“Because it was on North campus, we saw lots of LGBT first years participate in the event,” said Gwendolyn Dean, coordinator of the LGBTRC.

Andrea Hektor ’06, a participant in Tuesday’s program, expressed her pleasure in the program, especially for its ability to attract members of the greater community.

“It was interesting. People would just see all these people and hear this music and come in, and it was obvious that they had no idea what was going on until we told them,” she said.

Adding a serious tone to Tuesday’s party atmosphere, Cornell’s LGBTRC joined forces with members of the Ithaca College community yesterday afternoon in a rally and kiss-in on the Ithaca College quadrangle.

The week culminated with a lecture in Rockefeller Hall last night discussing the morality of homosexuality. The event featured Dr. John Corvino, professor of philosophy at Wayne State University who took a four point approach to address the issue of homosexuality, including an exploration of the Bible and discussion of alleged human nature and common misconceptions about homosexuality. Corvino, a native of Queens, NY, has been giving this sort of lecture for 10 years.

His talk yesterday began with various thought experiments to highlight the common societal view of homosexuality. In particular, he highlighted the distinction between homosexual orientation and homosexual activity and then contrasted these concepts with that of heterosexual behaviors.

“The bedroom is not the only room in the homosexual person’s house. We see a dichotomy of terms appearing in heterosexuality versus homosexuality. Relationships versus sex. One is a life, the other is a lifestyle. One has a moral vision, the other has an agenda. These are essentially different words that refer to the same thing,” Corvino said.

When discussing the Bible’s ban on homosexuality, he cited other everyday activities forbidden by the Leviticus, a chapter of the Bible.

“‘One should not touch the skin of a pig,’ but what about football?” he said.

Corvino also noted that family values, such as generosity, commitment, and compassion, were also present in homosexual relationships. He eventually concluded that most of society’s aversion to homosexuality was based on misconception and unfamiliarity. Sharing anecdotes from his own life, Corvino emphasized the importance of bringing awareness about LGBT issues to a wide audience, and the need for National Coming Out Day for youth.

“Nobody’s ever sat in their dorm room crying because they found out they were straight. The amount of emotional energy that goes into a culture of shame is quite high.
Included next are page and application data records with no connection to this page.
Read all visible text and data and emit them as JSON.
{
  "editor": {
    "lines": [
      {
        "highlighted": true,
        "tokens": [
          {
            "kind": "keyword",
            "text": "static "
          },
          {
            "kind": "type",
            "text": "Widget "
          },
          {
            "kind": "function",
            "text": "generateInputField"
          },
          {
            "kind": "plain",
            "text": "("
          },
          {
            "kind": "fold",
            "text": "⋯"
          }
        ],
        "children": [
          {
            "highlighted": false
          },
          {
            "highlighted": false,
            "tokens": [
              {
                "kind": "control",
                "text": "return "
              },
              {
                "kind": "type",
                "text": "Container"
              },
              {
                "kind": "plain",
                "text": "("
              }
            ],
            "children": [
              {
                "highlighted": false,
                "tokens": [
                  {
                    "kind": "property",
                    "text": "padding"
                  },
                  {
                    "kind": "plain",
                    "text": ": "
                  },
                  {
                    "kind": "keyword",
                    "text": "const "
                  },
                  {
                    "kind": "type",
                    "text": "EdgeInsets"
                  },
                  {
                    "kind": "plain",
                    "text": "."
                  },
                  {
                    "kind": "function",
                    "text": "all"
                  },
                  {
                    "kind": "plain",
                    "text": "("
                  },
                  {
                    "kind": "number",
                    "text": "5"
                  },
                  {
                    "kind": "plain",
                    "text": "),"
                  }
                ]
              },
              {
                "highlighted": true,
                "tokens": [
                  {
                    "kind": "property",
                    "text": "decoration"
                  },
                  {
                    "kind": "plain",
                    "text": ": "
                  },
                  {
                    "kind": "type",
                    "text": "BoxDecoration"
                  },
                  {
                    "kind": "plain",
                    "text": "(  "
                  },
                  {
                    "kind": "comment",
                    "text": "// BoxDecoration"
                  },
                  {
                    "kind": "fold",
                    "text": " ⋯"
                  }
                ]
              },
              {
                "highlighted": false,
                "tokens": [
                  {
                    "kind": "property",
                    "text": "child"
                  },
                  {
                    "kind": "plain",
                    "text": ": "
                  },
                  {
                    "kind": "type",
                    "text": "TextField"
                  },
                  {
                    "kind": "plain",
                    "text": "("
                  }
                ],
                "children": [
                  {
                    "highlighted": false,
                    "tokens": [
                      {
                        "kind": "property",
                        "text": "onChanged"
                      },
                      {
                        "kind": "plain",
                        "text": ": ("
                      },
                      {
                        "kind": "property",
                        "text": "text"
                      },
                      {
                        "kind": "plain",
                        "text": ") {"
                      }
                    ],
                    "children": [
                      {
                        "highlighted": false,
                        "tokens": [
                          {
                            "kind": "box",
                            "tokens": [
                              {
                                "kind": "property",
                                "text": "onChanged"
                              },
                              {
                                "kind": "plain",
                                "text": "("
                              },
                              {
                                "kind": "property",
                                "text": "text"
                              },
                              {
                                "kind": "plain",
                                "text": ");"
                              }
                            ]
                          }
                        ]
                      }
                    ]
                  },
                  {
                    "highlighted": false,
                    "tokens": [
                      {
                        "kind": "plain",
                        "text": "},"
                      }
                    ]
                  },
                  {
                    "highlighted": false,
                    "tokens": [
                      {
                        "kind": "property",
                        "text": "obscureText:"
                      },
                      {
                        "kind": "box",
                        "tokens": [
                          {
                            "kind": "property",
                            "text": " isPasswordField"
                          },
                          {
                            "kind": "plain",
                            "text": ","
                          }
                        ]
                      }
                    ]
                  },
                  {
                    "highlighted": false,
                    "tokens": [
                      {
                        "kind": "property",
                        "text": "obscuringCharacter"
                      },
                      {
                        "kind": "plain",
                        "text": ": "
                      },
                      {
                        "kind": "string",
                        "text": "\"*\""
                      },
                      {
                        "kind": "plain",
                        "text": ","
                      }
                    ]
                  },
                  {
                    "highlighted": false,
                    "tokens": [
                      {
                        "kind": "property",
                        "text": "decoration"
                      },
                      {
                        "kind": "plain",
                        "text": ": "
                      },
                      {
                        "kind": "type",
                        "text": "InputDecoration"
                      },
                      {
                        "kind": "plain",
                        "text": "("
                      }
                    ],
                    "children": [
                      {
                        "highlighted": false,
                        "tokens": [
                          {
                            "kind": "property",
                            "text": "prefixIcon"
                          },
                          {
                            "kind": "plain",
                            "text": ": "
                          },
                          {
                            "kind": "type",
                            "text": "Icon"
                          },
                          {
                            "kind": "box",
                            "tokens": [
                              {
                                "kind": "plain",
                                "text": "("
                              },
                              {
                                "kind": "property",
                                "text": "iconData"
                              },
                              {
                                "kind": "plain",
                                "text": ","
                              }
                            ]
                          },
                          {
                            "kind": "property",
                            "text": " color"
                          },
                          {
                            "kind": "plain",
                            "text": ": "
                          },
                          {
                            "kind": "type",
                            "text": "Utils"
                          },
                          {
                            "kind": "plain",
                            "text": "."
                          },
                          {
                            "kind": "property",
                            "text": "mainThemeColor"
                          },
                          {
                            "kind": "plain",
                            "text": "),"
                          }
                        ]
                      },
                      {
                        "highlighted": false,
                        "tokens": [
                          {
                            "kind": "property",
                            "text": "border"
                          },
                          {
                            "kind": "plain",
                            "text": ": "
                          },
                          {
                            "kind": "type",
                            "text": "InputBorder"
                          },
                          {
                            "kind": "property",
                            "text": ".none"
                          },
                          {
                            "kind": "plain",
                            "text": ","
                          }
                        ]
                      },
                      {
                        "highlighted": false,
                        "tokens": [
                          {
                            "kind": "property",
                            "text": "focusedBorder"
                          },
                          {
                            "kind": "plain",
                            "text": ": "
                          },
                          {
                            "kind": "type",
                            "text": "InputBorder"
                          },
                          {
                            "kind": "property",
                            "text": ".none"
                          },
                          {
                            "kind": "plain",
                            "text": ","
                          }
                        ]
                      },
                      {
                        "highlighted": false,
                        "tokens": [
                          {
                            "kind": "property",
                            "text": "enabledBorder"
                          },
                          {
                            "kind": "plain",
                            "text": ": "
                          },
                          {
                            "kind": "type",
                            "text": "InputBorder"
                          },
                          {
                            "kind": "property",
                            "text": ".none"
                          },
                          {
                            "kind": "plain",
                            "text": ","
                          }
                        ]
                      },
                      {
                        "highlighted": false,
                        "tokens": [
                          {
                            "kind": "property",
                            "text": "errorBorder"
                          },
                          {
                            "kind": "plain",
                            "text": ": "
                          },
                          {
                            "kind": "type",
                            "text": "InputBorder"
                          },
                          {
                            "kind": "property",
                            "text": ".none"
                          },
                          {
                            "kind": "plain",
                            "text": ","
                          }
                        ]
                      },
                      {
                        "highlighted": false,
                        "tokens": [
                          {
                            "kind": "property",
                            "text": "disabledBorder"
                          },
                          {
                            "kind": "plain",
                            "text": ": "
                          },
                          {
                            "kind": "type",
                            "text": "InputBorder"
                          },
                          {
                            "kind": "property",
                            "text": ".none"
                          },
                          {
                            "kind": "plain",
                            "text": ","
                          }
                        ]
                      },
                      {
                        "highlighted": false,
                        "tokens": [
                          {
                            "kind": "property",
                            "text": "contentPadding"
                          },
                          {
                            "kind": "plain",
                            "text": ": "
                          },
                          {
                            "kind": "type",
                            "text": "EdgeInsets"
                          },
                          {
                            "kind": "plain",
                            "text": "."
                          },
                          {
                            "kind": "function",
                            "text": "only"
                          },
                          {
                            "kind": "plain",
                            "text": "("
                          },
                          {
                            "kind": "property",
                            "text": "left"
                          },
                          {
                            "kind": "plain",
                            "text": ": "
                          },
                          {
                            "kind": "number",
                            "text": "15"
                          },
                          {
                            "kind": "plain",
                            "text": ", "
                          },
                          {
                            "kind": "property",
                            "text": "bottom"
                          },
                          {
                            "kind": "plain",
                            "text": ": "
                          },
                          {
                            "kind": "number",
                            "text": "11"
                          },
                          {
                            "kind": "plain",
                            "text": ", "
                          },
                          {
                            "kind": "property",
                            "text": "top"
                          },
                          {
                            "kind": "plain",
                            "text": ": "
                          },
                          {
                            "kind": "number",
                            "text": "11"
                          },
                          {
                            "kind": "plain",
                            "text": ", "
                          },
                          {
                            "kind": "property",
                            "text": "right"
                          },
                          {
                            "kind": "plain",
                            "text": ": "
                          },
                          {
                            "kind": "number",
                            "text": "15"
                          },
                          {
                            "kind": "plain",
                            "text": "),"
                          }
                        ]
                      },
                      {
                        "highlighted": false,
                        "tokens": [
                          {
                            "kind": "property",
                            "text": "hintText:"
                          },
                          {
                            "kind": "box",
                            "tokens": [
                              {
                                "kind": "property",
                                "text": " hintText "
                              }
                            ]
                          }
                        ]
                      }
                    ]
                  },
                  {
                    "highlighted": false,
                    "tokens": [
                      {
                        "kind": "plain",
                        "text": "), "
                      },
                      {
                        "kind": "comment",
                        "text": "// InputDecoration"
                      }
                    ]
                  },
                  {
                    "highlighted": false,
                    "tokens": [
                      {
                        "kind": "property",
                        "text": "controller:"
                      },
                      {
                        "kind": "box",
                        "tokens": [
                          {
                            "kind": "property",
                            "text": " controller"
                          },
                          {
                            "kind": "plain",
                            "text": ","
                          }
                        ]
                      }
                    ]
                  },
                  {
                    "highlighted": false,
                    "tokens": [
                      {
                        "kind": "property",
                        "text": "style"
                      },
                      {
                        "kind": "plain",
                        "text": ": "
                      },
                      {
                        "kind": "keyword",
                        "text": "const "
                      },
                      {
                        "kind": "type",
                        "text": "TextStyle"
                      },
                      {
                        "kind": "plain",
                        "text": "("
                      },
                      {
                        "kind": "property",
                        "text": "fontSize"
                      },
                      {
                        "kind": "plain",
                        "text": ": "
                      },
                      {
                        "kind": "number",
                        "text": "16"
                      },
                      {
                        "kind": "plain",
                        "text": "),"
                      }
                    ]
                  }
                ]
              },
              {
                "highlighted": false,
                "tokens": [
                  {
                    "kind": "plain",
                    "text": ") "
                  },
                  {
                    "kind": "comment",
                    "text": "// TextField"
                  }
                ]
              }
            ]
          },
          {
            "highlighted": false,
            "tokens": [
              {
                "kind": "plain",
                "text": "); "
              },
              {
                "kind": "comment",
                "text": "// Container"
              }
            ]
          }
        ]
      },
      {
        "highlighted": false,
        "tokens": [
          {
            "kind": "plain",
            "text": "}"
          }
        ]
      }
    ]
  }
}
That’s why National Coming Out Day is important,” Corvino said.

In reacting to the events and participation in the week thus far, Gwendolyn Dean said she was ecstatic.

“We’re very happy that lots of people showed up to the events, and hope to take it to a larger level next year,” she said.

National Coming Out Day week continues today with another talk by John Corvino from 2-3:30 PM in the Founders Room of Anabel Taylor Hall, delving into the moral issues surrounding naughty fantasies.

Archived article by Krishna Raghavan